Additional Subjects Trees(Plants) ; Ecology ; Air pollution ; Atmospheric sciences ; Forestry ; Reprints ; Forest decline ; Red spruce ; Picea rubens ; Environment pollution ; Biodeterioration ; Adironducks(New York)
Library Call Number Additional Info Location Last
NTIS  PB88-104245 Some EPA libraries have a fiche copy filed under the call number shown. 07/26/2022
Collation 9p

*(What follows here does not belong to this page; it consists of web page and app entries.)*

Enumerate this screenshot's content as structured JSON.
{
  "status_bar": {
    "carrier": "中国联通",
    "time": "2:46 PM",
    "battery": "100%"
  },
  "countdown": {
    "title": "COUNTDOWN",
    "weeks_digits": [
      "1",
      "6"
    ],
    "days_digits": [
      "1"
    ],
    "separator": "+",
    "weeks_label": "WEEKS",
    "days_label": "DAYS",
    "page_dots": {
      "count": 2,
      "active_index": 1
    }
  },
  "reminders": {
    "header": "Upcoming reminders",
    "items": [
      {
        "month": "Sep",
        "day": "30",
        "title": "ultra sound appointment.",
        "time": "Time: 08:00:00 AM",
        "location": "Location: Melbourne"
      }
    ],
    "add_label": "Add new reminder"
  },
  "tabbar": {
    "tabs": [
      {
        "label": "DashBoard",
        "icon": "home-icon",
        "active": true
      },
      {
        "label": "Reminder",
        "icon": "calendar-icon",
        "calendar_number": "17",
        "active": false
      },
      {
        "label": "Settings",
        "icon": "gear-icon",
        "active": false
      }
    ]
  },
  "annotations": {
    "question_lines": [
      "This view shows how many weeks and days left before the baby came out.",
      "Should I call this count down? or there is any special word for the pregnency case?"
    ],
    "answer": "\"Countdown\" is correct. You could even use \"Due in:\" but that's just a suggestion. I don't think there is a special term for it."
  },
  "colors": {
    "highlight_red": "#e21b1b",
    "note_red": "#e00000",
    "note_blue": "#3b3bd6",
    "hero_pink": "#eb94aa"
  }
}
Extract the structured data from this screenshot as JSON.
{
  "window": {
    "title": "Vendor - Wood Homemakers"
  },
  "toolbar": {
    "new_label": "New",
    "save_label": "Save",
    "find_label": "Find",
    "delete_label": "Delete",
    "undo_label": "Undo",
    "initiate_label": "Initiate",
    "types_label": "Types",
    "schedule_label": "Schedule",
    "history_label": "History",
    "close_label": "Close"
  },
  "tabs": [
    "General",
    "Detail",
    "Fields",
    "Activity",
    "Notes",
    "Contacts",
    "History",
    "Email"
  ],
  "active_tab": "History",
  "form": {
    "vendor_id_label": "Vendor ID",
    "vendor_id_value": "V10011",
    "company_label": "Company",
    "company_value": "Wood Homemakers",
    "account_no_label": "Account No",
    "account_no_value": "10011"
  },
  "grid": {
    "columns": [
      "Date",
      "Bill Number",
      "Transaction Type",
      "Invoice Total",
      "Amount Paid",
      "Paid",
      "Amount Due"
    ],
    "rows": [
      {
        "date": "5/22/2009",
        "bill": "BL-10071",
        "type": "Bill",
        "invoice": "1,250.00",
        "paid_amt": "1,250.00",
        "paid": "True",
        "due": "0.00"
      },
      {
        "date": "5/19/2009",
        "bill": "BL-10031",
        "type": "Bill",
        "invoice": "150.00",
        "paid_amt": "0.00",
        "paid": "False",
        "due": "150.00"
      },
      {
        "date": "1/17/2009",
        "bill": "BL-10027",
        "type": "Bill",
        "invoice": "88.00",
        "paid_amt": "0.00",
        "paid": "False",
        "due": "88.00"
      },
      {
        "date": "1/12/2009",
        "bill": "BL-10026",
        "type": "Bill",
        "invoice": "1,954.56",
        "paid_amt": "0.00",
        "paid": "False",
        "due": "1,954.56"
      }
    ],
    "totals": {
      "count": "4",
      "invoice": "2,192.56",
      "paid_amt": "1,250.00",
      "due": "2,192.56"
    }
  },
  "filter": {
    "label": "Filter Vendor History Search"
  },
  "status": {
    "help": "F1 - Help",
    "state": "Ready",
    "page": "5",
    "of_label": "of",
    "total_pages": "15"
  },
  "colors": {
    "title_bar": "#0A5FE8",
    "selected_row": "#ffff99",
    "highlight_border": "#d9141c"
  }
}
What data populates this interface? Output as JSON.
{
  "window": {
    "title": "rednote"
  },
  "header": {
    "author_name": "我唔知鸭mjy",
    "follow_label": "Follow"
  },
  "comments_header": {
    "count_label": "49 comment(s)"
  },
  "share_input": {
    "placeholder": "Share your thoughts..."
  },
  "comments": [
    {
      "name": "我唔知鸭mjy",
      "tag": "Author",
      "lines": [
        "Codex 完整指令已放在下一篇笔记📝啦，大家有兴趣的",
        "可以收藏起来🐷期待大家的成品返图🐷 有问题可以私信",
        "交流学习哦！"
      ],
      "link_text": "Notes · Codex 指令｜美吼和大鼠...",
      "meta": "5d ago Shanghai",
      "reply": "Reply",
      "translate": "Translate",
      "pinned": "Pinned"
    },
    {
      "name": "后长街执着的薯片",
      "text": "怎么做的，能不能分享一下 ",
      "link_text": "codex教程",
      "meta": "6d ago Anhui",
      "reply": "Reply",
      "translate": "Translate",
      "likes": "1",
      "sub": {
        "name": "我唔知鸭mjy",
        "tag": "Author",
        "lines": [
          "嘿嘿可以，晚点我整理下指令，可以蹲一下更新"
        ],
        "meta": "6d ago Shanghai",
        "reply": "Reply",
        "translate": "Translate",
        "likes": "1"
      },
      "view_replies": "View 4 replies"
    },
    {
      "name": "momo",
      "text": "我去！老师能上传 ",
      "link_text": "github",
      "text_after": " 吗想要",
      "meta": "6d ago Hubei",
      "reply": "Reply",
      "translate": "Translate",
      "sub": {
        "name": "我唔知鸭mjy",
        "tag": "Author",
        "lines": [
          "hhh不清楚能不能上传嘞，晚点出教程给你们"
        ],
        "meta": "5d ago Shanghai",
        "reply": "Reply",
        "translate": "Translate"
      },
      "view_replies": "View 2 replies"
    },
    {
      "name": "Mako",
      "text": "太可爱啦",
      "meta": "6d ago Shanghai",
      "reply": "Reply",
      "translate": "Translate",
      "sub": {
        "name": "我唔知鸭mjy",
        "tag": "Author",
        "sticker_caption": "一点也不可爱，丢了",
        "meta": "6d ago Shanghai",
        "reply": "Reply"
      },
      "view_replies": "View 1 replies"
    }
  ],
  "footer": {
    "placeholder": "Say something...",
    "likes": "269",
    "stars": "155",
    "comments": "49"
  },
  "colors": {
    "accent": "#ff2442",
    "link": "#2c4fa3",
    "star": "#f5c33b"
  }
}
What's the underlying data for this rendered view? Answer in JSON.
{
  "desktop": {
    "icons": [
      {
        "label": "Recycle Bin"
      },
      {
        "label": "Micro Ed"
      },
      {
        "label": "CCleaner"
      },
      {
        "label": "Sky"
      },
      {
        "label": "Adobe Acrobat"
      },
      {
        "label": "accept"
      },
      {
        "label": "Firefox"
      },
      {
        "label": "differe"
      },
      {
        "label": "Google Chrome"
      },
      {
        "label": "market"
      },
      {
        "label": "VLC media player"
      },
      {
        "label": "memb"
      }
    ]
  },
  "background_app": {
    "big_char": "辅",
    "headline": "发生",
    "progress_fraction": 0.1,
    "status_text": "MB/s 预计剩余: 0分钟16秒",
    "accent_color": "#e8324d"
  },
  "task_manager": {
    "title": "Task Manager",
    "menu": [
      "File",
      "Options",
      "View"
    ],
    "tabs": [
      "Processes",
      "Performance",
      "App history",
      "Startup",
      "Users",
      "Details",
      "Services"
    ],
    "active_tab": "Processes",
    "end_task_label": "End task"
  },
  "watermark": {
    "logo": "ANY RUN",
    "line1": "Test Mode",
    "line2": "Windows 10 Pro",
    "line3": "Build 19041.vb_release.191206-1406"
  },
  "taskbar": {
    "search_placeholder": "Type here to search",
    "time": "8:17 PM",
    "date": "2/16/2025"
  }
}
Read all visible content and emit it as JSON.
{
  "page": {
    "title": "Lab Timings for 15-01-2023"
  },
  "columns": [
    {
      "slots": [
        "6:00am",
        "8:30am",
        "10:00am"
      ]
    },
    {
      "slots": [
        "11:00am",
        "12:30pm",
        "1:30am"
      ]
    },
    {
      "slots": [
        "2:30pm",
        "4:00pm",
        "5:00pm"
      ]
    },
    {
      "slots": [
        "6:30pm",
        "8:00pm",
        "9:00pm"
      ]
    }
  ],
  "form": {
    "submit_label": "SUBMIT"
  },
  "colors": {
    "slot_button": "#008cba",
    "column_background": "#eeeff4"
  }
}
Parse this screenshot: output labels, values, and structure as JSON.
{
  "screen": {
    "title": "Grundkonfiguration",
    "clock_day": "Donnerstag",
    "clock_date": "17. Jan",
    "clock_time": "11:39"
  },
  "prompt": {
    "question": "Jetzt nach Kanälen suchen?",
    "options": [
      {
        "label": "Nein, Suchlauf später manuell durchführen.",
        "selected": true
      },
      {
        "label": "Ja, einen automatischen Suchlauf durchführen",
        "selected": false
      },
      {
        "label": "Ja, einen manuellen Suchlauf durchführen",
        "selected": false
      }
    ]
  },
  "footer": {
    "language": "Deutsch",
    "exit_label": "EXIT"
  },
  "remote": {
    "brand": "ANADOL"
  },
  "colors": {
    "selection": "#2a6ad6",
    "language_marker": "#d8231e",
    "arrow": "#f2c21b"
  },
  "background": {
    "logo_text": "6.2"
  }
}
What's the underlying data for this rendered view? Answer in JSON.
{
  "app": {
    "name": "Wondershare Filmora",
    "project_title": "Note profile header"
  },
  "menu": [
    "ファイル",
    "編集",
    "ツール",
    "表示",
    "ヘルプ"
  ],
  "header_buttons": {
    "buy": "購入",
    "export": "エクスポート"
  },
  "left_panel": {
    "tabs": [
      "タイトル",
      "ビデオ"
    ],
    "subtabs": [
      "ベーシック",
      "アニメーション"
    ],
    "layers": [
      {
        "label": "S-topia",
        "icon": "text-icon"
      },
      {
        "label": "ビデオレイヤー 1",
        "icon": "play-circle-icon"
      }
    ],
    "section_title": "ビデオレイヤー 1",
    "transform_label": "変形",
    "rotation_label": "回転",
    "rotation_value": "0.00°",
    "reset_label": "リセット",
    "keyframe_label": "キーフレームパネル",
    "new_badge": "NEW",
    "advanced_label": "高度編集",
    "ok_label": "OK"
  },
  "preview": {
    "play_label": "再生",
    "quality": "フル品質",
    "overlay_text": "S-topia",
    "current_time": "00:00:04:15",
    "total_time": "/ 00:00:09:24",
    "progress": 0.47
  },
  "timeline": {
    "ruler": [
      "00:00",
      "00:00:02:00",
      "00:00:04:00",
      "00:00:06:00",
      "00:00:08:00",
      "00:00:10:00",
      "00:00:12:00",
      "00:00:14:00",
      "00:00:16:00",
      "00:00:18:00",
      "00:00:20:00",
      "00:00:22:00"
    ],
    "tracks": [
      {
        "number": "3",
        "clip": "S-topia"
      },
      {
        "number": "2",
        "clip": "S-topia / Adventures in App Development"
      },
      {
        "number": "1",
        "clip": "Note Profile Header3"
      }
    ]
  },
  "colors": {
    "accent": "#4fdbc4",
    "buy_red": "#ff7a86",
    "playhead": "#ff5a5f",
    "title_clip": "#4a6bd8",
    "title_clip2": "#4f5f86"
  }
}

Thirty-two stands in the spruce-fir forests of Whiteface Mountain in the Adirondacks, originally sampled from 1964-66, were resurveyed in 1982. From 10-25 Bitterlich points were used in each stand in 1982 to obtain an estimate of basal area per hectare. Data were summarized for low elevation (<900m) and high elevation (> or = 900m) forests. Red spruce declined by 40-60% in basal area for the low elevation forests and by 60-70% above 900m. Balsam fir decreased by 35% at high elevations, due to natural disturbance in several of the stands, but was unchanged when only undisturbed stands were considered. The decline of red spruce accounted for about three quarters of the total decrease in basal area for both the high and low elevation forests. Spruce seedling frequency for the high elevation sample decreased by 80%, but was unchanged below 900m. The pattern of spruce decline in the Adirondacks is similar to findings for New England. The cause of the decline is speculative at the time. (Copyright (c) 1984 Torrey Botanical Club.)